From Bacteria to Interstellar Travel - with CRISPR in Between - Luke Gilbert Loves Science!
By Vicky Agnew | HDFCCC Communications | June 14, 2019
This week, Luke Gilbert, PhD, Assistant Professor, Department of Urology, and a Goldberg-Benioff Endowed Professor in Prostate Cancer Translational Biology, was named a member of the 2019 class of the Pew-Stewart Scholars Program for Cancer Research. Gilbert was one of seven early-career scientists working in the US to garner the award.
Below, Gilbert discusses how manipulating bacteria as a teen led him away from a career in espionage, the profound impact of CRISPR, and traveling to Mars.
Congratulations on being named a Pew-Stewart Scholar. What does this award mean for you and your research?
I am delighted to be a Pew-Stewart Scholar. This award lets us pursue a high-risk, high- reward idea that searches for a new way to target tumors driven by loss of a tumor suppressor called p53 (also called TP53).
This blew my mind that we could program living cells to do specific things with relatively simple methods.

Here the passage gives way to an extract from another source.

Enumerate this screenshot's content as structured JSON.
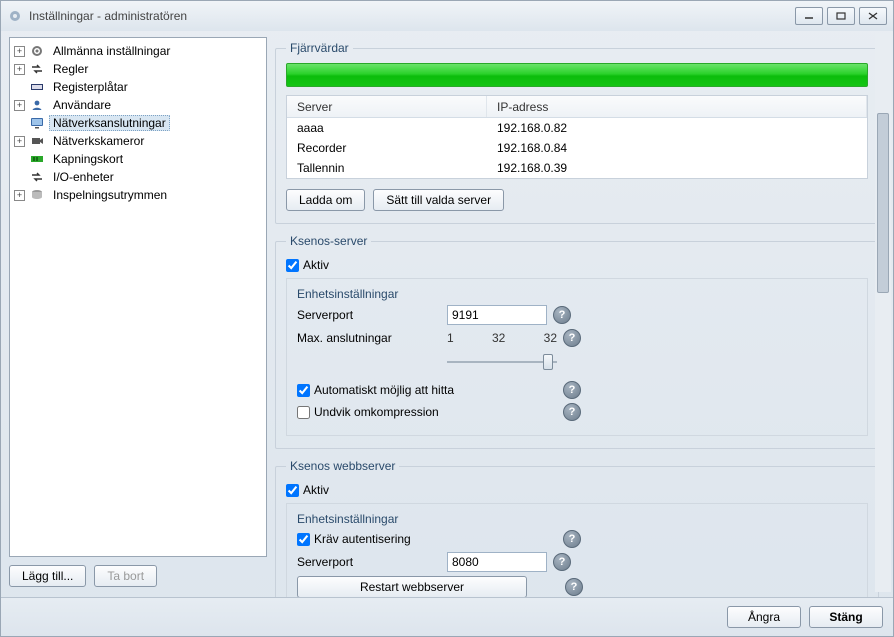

Another really important benefit is that I am now part of the Pew Foundation scholar community. This enables a variety of great interactions such as participation in an annual meeting for Pew Scholars which I have heard is a wonderful event.
In terms that are as lay-friendly as possible, explain this project and how the idea came about?
Cancers that have lost the function of a gene called p53 generally have poor prognosis and are difficult to treat. We are looking for new ways to improve survival of patients with p53 mutant tumors. The problem is that we cannot target a gene that is lost. So, we are looking for innovative anti-cancer strategies for targeting p53 mutant cancers using a new tool we have created that we call a CRISPR genetic interaction map.
This method enables us to search through hundreds of thousands of gene relationships in a single experiment and measure how changing gene function enables or blocks the survival of p53 mutant cancer cells.
When did CRISPR come to your attention and what impact has it had on cancer research?
I started working on CRISPR in 2012 in collaboration with Jennifer Doudna, first in yeast and then in human cells. At UCSF, we built the first modified CRISPR system that lets us turn genes on and off in human cells by editing the epigenome to control transcription. CRISPR is an amazingly powerful discovery technology in cancer research enabling us to rapidly reveal genes driving cancer processes such as drug resistance and metastasis. CRISPR is also being used for robust customized anti-cancer cellular therapies in immuno-oncology.
If CRISPR didn’t exist, what would your research look like?
If CRISPR didn’t exist, then none of my lab’s current research program would be possible. Every single one of the projects in lab is using CRISPR in multiple ways to edit the genome or epigenome. Older technologies such as RNA interference can serve a somewhat similar role enabling us to experimentally identify genes driving cancer progression, but CRISPR lets us do so much more that I can’t imagine my lab without these tools.
When did you decide to go into science; what put you on the path to biosciences? Did you love science as a kid? Why urology?
As a kid I wanted to be a spy or diplomat. I loved history and really didn’t care much for science. I fell in love with science, and more specifically biology, in high school when I was allowed to do simple experiments to manipulate bacteria. This blew my mind that we could program living cells to do specific things with relatively simple methods.
Prostate cancer is a leading killer of men. The urology department and the HDFCCC are wonderful environments for research. My lab works on building new CRISPR tools and applying them to pressing problems in cancer such as drug resistance and metastasis. We are excited to be working on prostate cancer but also other cancers. For example, my Pew-Stewart award is to work on high risk acute myeloid leukemia driven by loss of p53 which historically has an extremely poor prognosis.
If you weren’t a scientist, what career would you have?
I can’t imagine not being a scientist at this point, but if forced to choose I guess I probably would have ended up as a lawyer.
What do you do in your spare time that is not related to work?
Deal with my monster of a dog. Just kidding! She is great. I enjoy running with my dog and exploring northern California with my wife, Laralynne.
What is the best advice you ever received?
Relax! Also, not to take setbacks or being told no too personally.
What advice do you have for young future scientists?
Be persistent. Science can be slow and frustrating at times, but is overall a wonderful career.
Last question, and it’s science fiction, so go with it: if you were a mad scientist using CRISPR or CRISPR-like technology, what trait or characteristic would you alter or remove from humans?
I would CRISPR in resistance to space radiation so we can travel to Mars someday without health consequences.
More on Luke Gilbert from UCSF School of Medicine: